* WORK TASK:
Please return each record exactly, leaving nothing out.

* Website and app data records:

☆ ☆ ☆ ☆ ☆

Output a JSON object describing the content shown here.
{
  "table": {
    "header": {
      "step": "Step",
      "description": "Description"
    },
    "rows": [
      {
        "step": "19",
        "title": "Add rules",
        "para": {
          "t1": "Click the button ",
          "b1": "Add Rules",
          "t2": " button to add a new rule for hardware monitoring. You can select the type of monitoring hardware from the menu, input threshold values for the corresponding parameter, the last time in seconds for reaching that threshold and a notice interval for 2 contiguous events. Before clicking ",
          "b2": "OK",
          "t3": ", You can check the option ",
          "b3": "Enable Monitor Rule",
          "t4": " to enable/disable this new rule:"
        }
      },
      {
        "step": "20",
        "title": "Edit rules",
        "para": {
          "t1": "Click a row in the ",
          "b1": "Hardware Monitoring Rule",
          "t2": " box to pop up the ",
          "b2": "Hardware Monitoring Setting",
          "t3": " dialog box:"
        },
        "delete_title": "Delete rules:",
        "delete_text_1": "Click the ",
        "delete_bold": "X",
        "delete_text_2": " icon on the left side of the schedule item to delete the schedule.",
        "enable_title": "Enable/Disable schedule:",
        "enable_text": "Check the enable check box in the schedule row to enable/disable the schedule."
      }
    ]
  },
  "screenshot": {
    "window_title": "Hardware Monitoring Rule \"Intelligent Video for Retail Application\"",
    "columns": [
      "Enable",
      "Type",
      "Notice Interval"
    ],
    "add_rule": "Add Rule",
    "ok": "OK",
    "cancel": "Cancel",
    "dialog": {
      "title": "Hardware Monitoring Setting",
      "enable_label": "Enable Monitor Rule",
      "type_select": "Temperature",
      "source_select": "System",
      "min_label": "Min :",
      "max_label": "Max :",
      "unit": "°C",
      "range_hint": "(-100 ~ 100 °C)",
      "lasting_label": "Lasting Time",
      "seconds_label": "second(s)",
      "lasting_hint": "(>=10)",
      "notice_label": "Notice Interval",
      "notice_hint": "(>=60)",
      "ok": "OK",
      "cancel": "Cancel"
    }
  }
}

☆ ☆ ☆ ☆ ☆

* FINISHED TASK:
Output a JSON object describing the content shown here.
{
  "table": {
    "header": {
      "step": "Step",
      "description": "Description"
    },
    "rows": [
      {
        "step": "19",
        "title": "Add rules",
        "para": {
          "t1": "Click the button ",
          "b1": "Add Rules",
          "t2": " button to add a new rule for hardware monitoring. You can select the type of monitoring hardware from the menu, input threshold values for the corresponding parameter, the last time in seconds for reaching that threshold and a notice interval for 2 contiguous events. Before clicking ",
          "b2": "OK",
          "t3": ", You can check the option ",
          "b3": "Enable Monitor Rule",
          "t4": " to enable/disable this new rule:"
        }
      },
      {
        "step": "20",
        "title": "Edit rules",
        "para": {
          "t1": "Click a row in the ",
          "b1": "Hardware Monitoring Rule",
          "t2": " box to pop up the ",
          "b2": "Hardware Monitoring Setting",
          "t3": " dialog box:"
        },
        "delete_title": "Delete rules:",
        "delete_text_1": "Click the ",
        "delete_bold": "X",
        "delete_text_2": " icon on the left side of the schedule item to delete the schedule.",
        "enable_title": "Enable/Disable schedule:",
        "enable_text": "Check the enable check box in the schedule row to enable/disable the schedule."
      }
    ]
  },
  "screenshot": {
    "window_title": "Hardware Monitoring Rule \"Intelligent Video for Retail Application\"",
    "columns": [
      "Enable",
      "Type",
      "Notice Interval"
    ],
    "add_rule": "Add Rule",
    "ok": "OK",
    "cancel": "Cancel",
    "dialog": {
      "title": "Hardware Monitoring Setting",
      "enable_label": "Enable Monitor Rule",
      "type_select": "Temperature",
      "source_select": "System",
      "min_label": "Min :",
      "max_label": "Max :",
      "unit": "°C",
      "range_hint": "(-100 ~ 100 °C)",
      "lasting_label": "Lasting Time",
      "seconds_label": "second(s)",
      "lasting_hint": "(>=10)",
      "notice_label": "Notice Interval",
      "notice_hint": "(>=60)",
      "ok": "OK",
      "cancel": "Cancel"
    }
  }
}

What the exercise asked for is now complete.